*** Data supplied Section Begins ***

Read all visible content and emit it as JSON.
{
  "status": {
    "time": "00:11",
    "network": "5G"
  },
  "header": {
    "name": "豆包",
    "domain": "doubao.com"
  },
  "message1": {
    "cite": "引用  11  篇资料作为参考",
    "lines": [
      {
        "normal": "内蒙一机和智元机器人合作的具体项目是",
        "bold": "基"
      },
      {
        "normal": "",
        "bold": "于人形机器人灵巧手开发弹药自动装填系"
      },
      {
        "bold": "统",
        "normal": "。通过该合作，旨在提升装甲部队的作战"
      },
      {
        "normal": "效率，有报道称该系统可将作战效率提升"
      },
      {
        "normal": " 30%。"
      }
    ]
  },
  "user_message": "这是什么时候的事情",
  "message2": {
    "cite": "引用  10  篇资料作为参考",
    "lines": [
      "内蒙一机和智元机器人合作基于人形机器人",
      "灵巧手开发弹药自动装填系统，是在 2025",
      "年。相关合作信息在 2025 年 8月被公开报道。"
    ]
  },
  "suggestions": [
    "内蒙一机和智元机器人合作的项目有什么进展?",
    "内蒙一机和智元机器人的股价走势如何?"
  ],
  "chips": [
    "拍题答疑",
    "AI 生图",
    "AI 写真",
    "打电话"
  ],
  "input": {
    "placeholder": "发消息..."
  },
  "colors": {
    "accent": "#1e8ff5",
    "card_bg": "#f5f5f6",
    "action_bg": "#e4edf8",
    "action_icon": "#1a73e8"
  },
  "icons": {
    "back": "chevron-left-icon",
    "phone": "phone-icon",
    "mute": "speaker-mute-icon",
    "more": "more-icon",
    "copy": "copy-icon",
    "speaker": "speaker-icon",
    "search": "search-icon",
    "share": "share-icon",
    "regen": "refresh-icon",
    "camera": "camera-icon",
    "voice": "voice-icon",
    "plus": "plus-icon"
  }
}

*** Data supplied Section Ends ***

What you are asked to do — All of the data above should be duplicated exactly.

Finished task —
Read all visible content and emit it as JSON.
{
  "status": {
    "time": "00:11",
    "network": "5G"
  },
  "header": {
    "name": "豆包",
    "domain": "doubao.com"
  },
  "message1": {
    "cite": "引用  11  篇资料作为参考",
    "lines": [
      {
        "normal": "内蒙一机和智元机器人合作的具体项目是",
        "bold": "基"
      },
      {
        "normal": "",
        "bold": "于人形机器人灵巧手开发弹药自动装填系"
      },
      {
        "bold": "统",
        "normal": "。通过该合作，旨在提升装甲部队的作战"
      },
      {
        "normal": "效率，有报道称该系统可将作战效率提升"
      },
      {
        "normal": " 30%。"
      }
    ]
  },
  "user_message": "这是什么时候的事情",
  "message2": {
    "cite": "引用  10  篇资料作为参考",
    "lines": [
      "内蒙一机和智元机器人合作基于人形机器人",
      "灵巧手开发弹药自动装填系统，是在 2025",
      "年。相关合作信息在 2025 年 8月被公开报道。"
    ]
  },
  "suggestions": [
    "内蒙一机和智元机器人合作的项目有什么进展?",
    "内蒙一机和智元机器人的股价走势如何?"
  ],
  "chips": [
    "拍题答疑",
    "AI 生图",
    "AI 写真",
    "打电话"
  ],
  "input": {
    "placeholder": "发消息..."
  },
  "colors": {
    "accent": "#1e8ff5",
    "card_bg": "#f5f5f6",
    "action_bg": "#e4edf8",
    "action_icon": "#1a73e8"
  },
  "icons": {
    "back": "chevron-left-icon",
    "phone": "phone-icon",
    "mute": "speaker-mute-icon",
    "more": "more-icon",
    "copy": "copy-icon",
    "speaker": "speaker-icon",
    "search": "search-icon",
    "share": "share-icon",
    "regen": "refresh-icon",
    "camera": "camera-icon",
    "voice": "voice-icon",
    "plus": "plus-icon"
  }
}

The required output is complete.